[Brief]
Scan the data for lines with "this" and report the count by itself.

[Exercise data]

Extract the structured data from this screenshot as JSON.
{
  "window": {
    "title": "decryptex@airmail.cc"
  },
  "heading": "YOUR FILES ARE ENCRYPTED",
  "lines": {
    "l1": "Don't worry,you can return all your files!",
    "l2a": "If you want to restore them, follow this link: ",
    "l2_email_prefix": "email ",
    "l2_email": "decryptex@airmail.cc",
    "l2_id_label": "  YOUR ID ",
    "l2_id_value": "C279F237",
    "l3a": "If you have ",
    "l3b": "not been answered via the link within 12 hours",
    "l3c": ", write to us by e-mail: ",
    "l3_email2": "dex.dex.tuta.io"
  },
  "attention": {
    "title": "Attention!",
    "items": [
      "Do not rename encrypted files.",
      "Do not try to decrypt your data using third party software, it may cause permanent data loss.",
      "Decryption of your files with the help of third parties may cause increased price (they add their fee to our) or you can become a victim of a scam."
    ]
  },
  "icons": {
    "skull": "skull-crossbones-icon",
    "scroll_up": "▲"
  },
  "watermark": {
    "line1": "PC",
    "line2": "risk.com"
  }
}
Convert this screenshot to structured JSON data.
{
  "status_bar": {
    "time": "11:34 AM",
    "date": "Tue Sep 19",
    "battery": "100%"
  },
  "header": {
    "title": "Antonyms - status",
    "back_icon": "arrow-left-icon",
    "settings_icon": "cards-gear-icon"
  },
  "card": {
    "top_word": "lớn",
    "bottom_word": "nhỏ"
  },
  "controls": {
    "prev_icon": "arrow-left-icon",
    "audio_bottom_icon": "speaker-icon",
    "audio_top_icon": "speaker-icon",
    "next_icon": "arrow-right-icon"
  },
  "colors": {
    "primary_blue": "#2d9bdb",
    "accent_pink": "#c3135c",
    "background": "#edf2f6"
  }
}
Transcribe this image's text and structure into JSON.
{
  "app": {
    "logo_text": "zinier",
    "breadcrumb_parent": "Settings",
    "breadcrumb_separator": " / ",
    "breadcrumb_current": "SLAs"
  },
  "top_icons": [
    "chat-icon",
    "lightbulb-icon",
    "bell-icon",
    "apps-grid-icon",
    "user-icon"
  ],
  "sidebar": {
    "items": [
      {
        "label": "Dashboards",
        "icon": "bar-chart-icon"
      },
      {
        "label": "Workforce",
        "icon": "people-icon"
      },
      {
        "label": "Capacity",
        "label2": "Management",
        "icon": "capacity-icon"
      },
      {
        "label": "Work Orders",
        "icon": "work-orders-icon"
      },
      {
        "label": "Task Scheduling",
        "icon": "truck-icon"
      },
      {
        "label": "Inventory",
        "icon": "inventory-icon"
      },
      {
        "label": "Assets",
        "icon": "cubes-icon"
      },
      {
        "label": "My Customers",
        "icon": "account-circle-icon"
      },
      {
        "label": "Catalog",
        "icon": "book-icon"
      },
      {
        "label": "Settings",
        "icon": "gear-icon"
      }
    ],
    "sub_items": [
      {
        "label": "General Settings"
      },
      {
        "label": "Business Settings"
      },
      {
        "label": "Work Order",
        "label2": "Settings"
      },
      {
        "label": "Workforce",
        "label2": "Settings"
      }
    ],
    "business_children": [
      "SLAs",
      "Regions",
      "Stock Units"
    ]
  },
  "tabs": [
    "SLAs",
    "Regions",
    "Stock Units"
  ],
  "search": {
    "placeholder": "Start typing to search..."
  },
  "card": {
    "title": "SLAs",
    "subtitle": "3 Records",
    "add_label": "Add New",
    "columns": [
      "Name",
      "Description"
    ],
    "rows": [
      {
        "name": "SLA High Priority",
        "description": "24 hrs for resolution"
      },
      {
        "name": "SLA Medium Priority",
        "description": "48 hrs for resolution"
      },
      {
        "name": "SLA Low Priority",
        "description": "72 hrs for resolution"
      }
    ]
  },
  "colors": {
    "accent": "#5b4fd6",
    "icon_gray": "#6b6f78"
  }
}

[Problem solution]
4